◆ Task details ◆
Gather all lines in the data that hold the string "based".

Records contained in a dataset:
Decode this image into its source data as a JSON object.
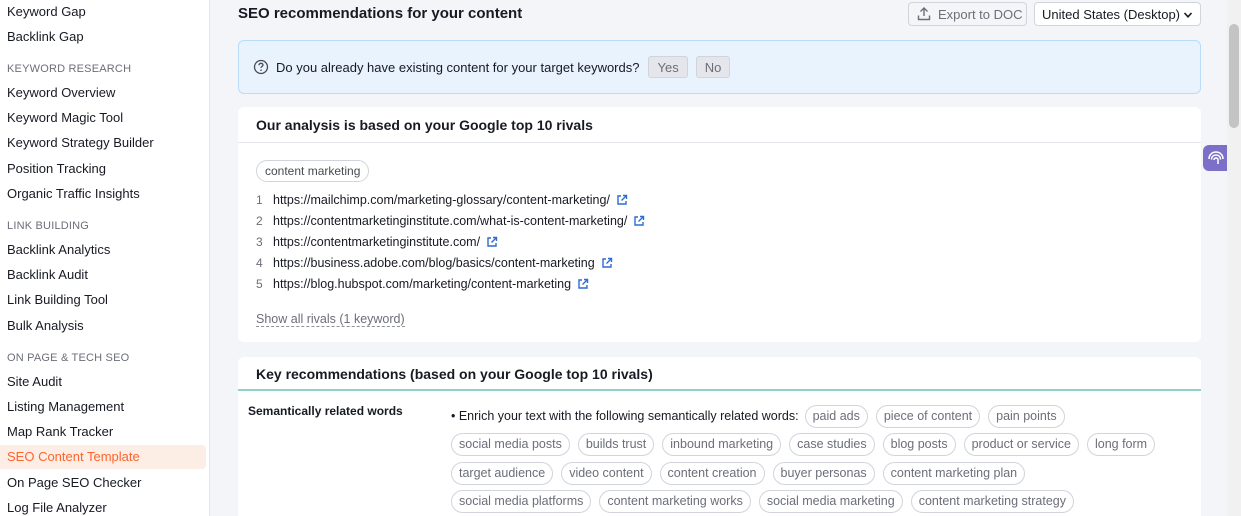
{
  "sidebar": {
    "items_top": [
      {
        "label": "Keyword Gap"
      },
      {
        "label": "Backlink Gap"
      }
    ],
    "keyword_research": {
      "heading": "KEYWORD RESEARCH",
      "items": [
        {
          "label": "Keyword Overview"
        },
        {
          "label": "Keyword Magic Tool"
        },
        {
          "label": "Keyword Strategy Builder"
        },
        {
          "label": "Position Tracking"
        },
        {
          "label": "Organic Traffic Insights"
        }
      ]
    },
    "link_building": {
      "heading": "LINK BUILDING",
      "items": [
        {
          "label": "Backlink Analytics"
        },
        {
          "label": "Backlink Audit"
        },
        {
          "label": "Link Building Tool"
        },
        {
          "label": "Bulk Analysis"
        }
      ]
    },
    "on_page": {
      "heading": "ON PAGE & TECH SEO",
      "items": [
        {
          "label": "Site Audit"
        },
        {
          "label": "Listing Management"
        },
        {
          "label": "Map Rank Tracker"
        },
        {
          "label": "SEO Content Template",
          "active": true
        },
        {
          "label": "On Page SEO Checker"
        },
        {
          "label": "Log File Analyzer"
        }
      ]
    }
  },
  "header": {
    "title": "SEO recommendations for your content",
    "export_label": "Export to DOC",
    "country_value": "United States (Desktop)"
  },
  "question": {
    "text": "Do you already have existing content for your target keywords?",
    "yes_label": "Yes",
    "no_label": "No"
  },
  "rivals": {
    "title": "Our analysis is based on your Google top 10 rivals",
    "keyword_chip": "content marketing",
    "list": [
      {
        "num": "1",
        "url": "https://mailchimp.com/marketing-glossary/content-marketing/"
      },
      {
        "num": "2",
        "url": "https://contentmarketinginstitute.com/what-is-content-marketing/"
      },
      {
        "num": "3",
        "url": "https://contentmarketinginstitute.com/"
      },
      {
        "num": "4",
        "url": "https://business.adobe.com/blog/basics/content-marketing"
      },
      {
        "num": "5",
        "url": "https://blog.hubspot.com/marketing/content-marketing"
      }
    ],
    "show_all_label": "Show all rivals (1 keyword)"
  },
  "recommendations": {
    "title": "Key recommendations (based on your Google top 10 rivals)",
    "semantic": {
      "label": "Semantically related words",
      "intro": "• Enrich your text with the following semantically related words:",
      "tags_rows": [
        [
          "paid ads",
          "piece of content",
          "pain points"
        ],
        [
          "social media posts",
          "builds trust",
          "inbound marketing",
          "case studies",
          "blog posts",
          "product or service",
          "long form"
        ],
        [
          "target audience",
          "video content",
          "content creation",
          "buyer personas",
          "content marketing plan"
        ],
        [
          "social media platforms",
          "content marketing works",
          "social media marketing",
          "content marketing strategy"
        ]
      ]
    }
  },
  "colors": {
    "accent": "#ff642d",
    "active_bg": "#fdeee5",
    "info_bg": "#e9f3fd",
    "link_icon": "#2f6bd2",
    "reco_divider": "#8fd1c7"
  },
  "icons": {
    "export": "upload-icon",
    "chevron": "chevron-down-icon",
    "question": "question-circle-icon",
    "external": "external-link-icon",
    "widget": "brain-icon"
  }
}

◆ Finished task ◆
    "title": "Our analysis is based on your Google top 10 rivals",
    "title": "Key recommendations (based on your Google top 10 rivals)",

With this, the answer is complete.